The power of VSPipeline is in it’s ability to automate VarSeq workflows. Using VarSeq to create a pipeline template is great because it allows you to dial in the applied filters as well as interactively organize the annotations and applied algorithms. Automating a workflow with VSPipeline is straightforward when beginning with an existing project. However, there are several steps that can be taken to make the process even easier and give you more control over the final results. Here are a few…
After creating a VarSeq project with the variant filters, annotations and algorithms of your choice, most of the heavy lifting is complete. However, before saving a template to use with VSPipeline, it is important to make sure the tables are linked to correct results in the filter chain, especially if you want to export multiple tables.
Clicking a variant count in the VarSeq filter chain will update an unlocked Variant Table to the corresponding filtered variants. Next press the lock icon in the blue table filter toggle. This will lock the table to that location in the filter. The table will now display all variants that pass the filters up to the selected value. Additional tables can now be opened and linked by repeating this step for each filtered group you want to export.
By linking multiple tables to different paths in the filter chain, intermediary, and component results can be viewed at the same time. For example, one table could be configured to contain rare LoF variants that are the result of multiple filters while another could be the filtered results of ClinVar Pathogenic variants directly. These tables can be displayed, and later exported, separately.
After the tables have been linked it is a good idea to give them unique names that make them easy to reference with pipeline commands.
To change the name of a table right click on the title of the table and select “Identifiers” and then click on the “Data” identifier. This will allow you to reference different tables later on when it comes time to export the final results. For example, if you have selected tables for the variant affects, you might choose to name two tables “LofVariants” and “PathogenicVariants”.
Changing the Working Directory
After saving the project as a template, the next step will be to organize the VSPipeline commands that will be executed, and incorporate the paths to the input and export. This often means typing or copy and pasting long and unwieldy file names. To get around this the “cd” command can be used to set the working directory which will be used to resolve all of the relative paths in any subsequent pipeline commands.
Not only can this make the subsequent pipeline commands easier to read, but it can also make it easier to change the paths when using new files in a different location, or when moving the execution of batch file from a testing to a production environment.

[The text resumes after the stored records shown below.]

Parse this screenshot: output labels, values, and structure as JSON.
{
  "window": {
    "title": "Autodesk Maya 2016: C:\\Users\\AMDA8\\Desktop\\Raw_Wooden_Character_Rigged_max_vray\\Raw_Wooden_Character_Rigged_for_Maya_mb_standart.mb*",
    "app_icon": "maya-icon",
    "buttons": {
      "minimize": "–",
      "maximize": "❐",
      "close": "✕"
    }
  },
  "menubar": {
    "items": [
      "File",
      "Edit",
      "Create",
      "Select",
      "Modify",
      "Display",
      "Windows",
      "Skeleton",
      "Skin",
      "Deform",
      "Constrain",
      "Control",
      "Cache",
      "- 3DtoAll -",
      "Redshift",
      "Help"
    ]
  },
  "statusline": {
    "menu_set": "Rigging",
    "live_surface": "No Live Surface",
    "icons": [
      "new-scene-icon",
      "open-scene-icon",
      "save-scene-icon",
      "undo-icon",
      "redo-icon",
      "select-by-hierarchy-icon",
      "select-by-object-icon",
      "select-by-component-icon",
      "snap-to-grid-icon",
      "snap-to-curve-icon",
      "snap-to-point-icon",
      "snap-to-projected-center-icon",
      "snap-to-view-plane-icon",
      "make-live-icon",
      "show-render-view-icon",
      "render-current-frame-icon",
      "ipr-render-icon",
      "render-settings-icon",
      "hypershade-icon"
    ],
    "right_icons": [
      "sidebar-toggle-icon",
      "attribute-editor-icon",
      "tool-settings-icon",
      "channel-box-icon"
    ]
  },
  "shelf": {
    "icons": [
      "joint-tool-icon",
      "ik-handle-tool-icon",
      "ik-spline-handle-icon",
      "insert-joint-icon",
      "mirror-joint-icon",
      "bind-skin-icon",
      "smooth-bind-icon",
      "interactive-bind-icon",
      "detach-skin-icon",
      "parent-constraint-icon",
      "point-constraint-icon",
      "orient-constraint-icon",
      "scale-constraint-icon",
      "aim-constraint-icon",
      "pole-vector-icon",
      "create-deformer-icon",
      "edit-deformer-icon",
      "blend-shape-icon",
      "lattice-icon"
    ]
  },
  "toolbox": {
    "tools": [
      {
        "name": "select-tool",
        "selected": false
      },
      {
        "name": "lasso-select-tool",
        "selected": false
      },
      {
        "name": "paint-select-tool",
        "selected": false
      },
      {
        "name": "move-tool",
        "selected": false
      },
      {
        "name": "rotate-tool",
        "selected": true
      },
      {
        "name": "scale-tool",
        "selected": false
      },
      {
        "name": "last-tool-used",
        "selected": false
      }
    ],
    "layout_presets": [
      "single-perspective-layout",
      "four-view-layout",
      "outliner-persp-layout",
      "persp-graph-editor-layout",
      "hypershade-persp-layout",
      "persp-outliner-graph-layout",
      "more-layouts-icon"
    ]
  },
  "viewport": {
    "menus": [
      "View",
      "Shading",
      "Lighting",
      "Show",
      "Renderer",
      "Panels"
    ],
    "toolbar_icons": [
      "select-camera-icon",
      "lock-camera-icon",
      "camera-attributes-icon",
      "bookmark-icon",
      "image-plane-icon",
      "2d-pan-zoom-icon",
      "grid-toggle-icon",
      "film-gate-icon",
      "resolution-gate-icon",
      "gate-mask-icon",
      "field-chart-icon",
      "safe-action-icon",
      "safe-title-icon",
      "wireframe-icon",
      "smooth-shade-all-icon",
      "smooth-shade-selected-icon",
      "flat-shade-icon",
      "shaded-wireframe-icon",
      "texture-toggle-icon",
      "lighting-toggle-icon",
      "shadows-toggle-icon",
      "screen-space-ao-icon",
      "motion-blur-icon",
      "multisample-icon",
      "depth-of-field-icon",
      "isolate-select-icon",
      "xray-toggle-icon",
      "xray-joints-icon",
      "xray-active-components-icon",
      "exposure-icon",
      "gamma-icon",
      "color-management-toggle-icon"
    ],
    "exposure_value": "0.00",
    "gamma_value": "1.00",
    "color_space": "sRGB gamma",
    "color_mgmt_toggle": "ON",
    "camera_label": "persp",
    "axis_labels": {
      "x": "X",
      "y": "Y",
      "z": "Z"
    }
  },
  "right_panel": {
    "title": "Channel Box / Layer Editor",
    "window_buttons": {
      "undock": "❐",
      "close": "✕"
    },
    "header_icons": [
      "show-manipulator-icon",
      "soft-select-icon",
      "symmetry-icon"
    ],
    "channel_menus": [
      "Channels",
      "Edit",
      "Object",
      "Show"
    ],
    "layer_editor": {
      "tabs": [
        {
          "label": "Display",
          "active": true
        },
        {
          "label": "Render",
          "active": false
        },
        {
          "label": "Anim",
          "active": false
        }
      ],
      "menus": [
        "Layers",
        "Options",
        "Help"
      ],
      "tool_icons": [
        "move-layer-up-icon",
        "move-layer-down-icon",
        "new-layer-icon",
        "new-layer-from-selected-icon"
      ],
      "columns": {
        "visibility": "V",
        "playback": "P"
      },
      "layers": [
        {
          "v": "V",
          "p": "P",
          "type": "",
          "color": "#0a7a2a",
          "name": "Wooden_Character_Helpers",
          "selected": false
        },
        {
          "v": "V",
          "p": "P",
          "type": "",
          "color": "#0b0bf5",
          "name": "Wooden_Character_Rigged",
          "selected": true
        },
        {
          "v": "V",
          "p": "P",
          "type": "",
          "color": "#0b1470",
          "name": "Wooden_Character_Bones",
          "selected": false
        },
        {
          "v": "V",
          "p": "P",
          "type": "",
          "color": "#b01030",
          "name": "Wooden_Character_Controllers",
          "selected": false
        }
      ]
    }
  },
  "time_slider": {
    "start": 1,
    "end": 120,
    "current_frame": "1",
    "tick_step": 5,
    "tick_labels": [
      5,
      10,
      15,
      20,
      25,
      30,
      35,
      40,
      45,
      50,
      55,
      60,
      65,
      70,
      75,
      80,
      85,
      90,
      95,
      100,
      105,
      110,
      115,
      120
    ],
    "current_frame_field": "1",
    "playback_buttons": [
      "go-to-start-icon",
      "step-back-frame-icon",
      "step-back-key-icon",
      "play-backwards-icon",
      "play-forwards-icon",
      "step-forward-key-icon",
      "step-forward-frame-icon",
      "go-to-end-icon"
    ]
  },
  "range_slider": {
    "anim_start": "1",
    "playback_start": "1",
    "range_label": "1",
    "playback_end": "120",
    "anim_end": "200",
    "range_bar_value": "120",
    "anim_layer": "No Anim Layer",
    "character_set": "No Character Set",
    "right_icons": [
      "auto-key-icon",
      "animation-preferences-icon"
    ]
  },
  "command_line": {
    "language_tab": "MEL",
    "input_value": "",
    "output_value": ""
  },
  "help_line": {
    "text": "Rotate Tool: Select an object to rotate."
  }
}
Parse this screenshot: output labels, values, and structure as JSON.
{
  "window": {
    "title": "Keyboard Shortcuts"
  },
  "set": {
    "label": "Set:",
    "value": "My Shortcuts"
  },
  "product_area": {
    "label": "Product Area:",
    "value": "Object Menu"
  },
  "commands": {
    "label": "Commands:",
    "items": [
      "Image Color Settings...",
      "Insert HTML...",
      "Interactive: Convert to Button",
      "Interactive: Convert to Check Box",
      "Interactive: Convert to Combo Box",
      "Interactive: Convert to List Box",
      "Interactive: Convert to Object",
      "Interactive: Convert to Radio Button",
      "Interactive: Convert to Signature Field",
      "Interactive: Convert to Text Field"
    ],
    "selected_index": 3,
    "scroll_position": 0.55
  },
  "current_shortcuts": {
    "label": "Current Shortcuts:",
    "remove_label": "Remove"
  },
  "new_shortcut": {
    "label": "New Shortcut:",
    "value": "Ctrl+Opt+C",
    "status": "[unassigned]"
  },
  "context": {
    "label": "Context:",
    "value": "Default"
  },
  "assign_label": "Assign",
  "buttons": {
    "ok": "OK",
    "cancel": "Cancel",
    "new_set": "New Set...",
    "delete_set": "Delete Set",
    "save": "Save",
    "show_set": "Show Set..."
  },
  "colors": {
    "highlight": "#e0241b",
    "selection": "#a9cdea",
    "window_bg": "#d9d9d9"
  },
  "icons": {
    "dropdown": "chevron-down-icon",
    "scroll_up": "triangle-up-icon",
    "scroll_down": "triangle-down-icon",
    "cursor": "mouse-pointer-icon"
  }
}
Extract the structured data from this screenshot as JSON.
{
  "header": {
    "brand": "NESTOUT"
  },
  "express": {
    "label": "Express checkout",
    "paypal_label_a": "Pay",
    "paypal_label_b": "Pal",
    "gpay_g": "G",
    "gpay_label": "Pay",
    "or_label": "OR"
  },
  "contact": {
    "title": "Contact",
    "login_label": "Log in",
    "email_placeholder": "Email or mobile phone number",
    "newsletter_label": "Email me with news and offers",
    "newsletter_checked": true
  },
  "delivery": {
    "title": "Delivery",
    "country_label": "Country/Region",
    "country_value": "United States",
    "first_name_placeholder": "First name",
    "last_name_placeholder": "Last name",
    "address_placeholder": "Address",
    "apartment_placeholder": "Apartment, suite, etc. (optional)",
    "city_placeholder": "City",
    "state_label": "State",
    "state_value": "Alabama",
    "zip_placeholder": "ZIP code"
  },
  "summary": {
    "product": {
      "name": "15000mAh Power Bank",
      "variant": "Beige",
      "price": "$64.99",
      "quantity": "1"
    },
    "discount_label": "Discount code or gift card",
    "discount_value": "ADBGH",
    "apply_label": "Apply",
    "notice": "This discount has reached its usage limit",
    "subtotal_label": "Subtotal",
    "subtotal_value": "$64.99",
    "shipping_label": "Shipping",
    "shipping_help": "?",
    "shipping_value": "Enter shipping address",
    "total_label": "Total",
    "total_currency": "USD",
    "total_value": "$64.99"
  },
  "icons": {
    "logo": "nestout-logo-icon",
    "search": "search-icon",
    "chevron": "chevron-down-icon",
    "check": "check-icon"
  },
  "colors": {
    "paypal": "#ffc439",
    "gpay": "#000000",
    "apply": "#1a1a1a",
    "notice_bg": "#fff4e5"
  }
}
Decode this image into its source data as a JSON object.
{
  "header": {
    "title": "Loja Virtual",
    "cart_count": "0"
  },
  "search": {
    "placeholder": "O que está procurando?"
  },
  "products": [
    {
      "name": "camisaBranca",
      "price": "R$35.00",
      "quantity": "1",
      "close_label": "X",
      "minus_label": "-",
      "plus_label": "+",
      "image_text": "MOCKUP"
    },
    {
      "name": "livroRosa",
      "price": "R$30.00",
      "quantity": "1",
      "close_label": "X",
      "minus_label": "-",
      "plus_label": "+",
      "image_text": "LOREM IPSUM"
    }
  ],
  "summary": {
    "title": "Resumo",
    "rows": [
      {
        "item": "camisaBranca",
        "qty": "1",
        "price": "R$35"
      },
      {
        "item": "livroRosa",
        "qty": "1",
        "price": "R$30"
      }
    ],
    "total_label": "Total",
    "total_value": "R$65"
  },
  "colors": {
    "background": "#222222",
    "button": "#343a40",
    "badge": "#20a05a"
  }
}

For-each loops are powerful VSPipeline commands. They allow for the iterative execution of commands over each of the samples in the project. The optional parameter affected_only can be set to “True” or “False” to exclude samples that were not set as affected during import. In the above example, an export is completed for the named tables “LofVariants” and “PathogenicVariants” for each affected sample in the project.
We try to make setting up and working with VSPipeline as easy and intuitive as possible. Hopefully these tips prove helpful as you get acquainted and start automating your VarSeq workflow. If you have any questions or you need help working with VSPipeline don’t hesitate to contact the Golden Helix Support Team.